- Work to complete:
If a line in the data has the string "title", please show it.

(Supplied entries Opens)

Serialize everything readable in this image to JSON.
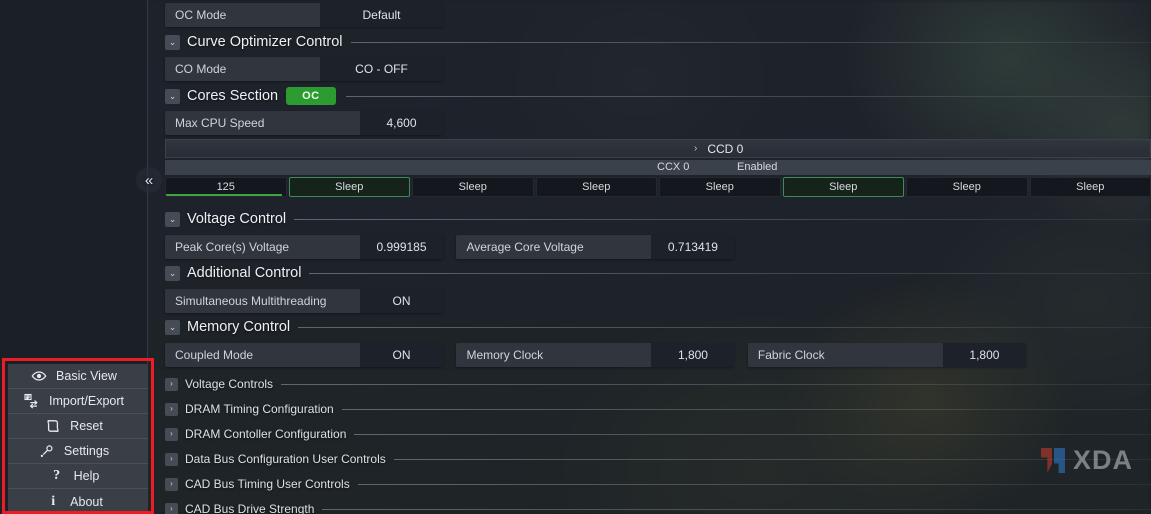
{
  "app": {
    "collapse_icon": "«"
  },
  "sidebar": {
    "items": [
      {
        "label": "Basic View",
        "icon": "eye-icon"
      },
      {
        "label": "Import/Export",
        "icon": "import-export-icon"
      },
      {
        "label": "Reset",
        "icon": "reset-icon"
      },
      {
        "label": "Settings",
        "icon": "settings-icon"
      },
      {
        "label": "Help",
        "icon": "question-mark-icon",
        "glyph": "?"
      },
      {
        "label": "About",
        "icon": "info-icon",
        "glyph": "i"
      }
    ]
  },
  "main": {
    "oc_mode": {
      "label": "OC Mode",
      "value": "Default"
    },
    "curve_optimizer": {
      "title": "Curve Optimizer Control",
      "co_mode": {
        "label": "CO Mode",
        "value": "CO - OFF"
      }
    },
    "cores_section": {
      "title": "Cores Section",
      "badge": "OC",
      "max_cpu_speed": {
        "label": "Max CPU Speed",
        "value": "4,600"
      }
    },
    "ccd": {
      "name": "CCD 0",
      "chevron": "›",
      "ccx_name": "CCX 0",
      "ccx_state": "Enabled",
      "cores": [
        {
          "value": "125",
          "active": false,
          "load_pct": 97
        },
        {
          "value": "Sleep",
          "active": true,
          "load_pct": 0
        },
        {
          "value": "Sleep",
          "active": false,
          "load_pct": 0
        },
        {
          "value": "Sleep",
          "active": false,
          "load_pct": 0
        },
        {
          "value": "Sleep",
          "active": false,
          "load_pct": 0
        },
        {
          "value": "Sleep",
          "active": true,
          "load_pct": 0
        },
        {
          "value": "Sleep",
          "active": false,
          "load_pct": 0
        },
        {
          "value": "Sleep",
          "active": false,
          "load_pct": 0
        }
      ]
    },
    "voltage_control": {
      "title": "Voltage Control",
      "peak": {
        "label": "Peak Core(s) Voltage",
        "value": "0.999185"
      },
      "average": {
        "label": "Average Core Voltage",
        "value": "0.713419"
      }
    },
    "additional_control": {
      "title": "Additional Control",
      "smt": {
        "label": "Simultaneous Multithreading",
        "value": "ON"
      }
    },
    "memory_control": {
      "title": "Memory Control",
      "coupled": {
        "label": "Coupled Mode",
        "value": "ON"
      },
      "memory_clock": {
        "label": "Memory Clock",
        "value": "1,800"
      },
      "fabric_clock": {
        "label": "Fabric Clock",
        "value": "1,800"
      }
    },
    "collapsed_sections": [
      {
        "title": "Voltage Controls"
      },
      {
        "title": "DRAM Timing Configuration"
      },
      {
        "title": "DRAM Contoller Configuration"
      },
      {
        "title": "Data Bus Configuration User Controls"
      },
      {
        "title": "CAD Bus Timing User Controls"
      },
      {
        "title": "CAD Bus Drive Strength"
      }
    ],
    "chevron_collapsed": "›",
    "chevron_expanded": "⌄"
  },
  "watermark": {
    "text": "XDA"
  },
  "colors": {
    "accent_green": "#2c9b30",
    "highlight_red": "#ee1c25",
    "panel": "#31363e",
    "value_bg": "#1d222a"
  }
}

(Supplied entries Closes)

- Answer:
      "title": "Curve Optimizer Control",
      "title": "Cores Section",
      "title": "Voltage Control",
      "title": "Additional Control",
      "title": "Memory Control",
        "title": "Voltage Controls"
        "title": "DRAM Timing Configuration"
        "title": "DRAM Contoller Configuration"
        "title": "Data Bus Configuration User Controls"
        "title": "CAD Bus Timing User Controls"
        "title": "CAD Bus Drive Strength"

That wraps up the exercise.